_Exercise prompt_
Only the lines holding the word "value" are wanted; copy each of them from the listing.

_Data supplied_
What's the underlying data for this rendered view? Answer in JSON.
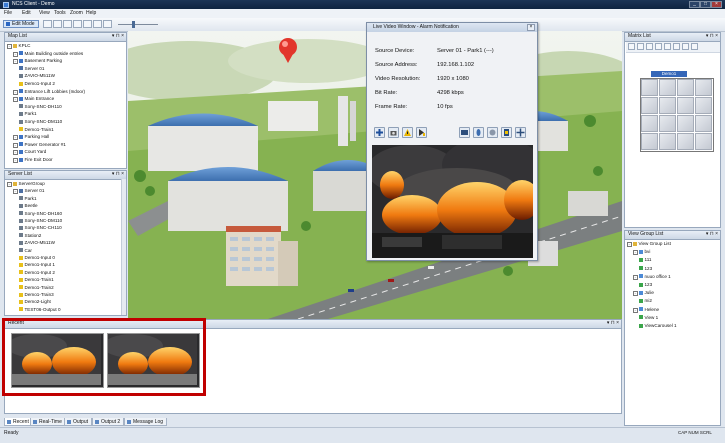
{
  "window": {
    "title": "NCS Client - Demo",
    "min": "_",
    "max": "□",
    "close": "×"
  },
  "menu": [
    "File",
    "Edit",
    "View",
    "Tools",
    "Zoom",
    "Help"
  ],
  "toolbar": {
    "edit_mode": "Edit Mode"
  },
  "map_list": {
    "title": "Map List",
    "items": [
      {
        "label": "KPLC",
        "depth": 0,
        "type": "folder"
      },
      {
        "label": "Main Building outside entries",
        "depth": 1,
        "type": "map"
      },
      {
        "label": "Basement Parking",
        "depth": 1,
        "type": "map"
      },
      {
        "label": "Server 01",
        "depth": 2,
        "type": "server"
      },
      {
        "label": "ZAVIO-M511W",
        "depth": 2,
        "type": "cam"
      },
      {
        "label": "Demo1-Input 2",
        "depth": 2,
        "type": "input"
      },
      {
        "label": "Entrance Lift Lobbies (Indoor)",
        "depth": 1,
        "type": "map"
      },
      {
        "label": "Main Entrance",
        "depth": 1,
        "type": "map"
      },
      {
        "label": "Sony-SNC-DH110",
        "depth": 2,
        "type": "cam"
      },
      {
        "label": "Park1",
        "depth": 2,
        "type": "cam"
      },
      {
        "label": "Sony-SNC-DM110",
        "depth": 2,
        "type": "cam"
      },
      {
        "label": "Demo1-Train1",
        "depth": 2,
        "type": "input"
      },
      {
        "label": "Parking Hall",
        "depth": 1,
        "type": "map"
      },
      {
        "label": "Power Generator #1",
        "depth": 1,
        "type": "map"
      },
      {
        "label": "Court Yard",
        "depth": 1,
        "type": "map"
      },
      {
        "label": "Fire Exit Door",
        "depth": 1,
        "type": "map"
      }
    ]
  },
  "server_list": {
    "title": "Server List",
    "items": [
      {
        "label": "ServerGroup",
        "depth": 0,
        "type": "folder"
      },
      {
        "label": "Server 01",
        "depth": 1,
        "type": "server"
      },
      {
        "label": "Park1",
        "depth": 2,
        "type": "cam"
      },
      {
        "label": "Beetle",
        "depth": 2,
        "type": "cam"
      },
      {
        "label": "Sony-SNC-DH160",
        "depth": 2,
        "type": "cam"
      },
      {
        "label": "Sony-SNC-DM110",
        "depth": 2,
        "type": "cam"
      },
      {
        "label": "Sony-SNC-CH110",
        "depth": 2,
        "type": "cam"
      },
      {
        "label": "Station2",
        "depth": 2,
        "type": "cam"
      },
      {
        "label": "ZAVIO-M511W",
        "depth": 2,
        "type": "cam"
      },
      {
        "label": "Car",
        "depth": 2,
        "type": "cam"
      },
      {
        "label": "Demo1-Input 0",
        "depth": 2,
        "type": "input"
      },
      {
        "label": "Demo1-Input 1",
        "depth": 2,
        "type": "input"
      },
      {
        "label": "Demo1-Input 2",
        "depth": 2,
        "type": "input"
      },
      {
        "label": "Demo1-Train1",
        "depth": 2,
        "type": "input"
      },
      {
        "label": "Demo1-Train2",
        "depth": 2,
        "type": "input"
      },
      {
        "label": "Demo1-Train3",
        "depth": 2,
        "type": "input"
      },
      {
        "label": "Demo2-Light",
        "depth": 2,
        "type": "input"
      },
      {
        "label": "TEST06-Output 0",
        "depth": 2,
        "type": "input"
      }
    ]
  },
  "video_window": {
    "title": "Live Video Window - Alarm Notification",
    "fields": [
      {
        "label": "Source Device:",
        "value": "Server 01 - Park1 (---)"
      },
      {
        "label": "Source Address:",
        "value": "192.168.1.102"
      },
      {
        "label": "Video Resolution:",
        "value": "1920 x 1080"
      },
      {
        "label": "Bit Rate:",
        "value": "4298 kbps"
      },
      {
        "label": "Frame Rate:",
        "value": "10 fps"
      }
    ]
  },
  "matrix_list": {
    "title": "Matrix List",
    "selected": "Demo1"
  },
  "view_group_list": {
    "title": "View Group List",
    "items": [
      {
        "label": "View Group List",
        "depth": 0
      },
      {
        "label": "bvi",
        "depth": 1
      },
      {
        "label": "111",
        "depth": 2
      },
      {
        "label": "123",
        "depth": 2
      },
      {
        "label": "nuuo office 1",
        "depth": 1
      },
      {
        "label": "123",
        "depth": 2
      },
      {
        "label": "Julie",
        "depth": 1
      },
      {
        "label": "mi2",
        "depth": 2
      },
      {
        "label": "Helene",
        "depth": 1
      },
      {
        "label": "View 1",
        "depth": 2
      },
      {
        "label": "ViewCarousel 1",
        "depth": 2
      }
    ]
  },
  "recent": {
    "title": "Recent"
  },
  "bottom_tabs": [
    "Recent",
    "Real-Time",
    "Output",
    "Output 2",
    "Message Log"
  ],
  "status": {
    "left": "Ready",
    "right": "CAP  NUM  SCRL"
  },
  "colors": {
    "accent": "#c00000",
    "titlebar": "#1d3556"
  }
}
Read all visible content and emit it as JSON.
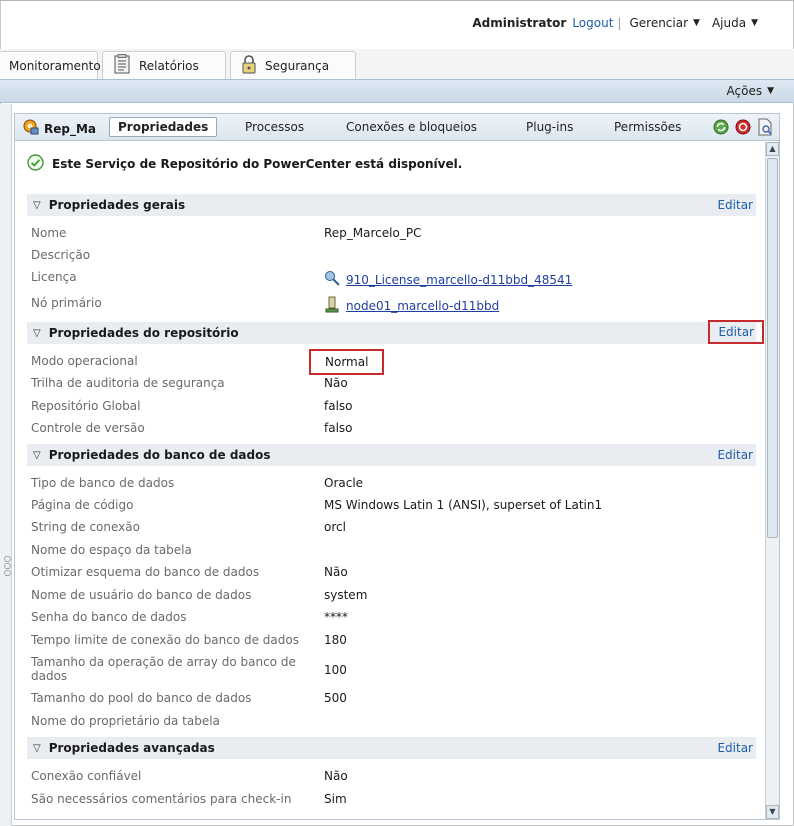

_Task output_
        "value": "Server 01 - Park1 (---)"
        "value": "192.168.1.102"
        "value": "1920 x 1080"
        "value": "4298 kbps"
        "value": "10 fps"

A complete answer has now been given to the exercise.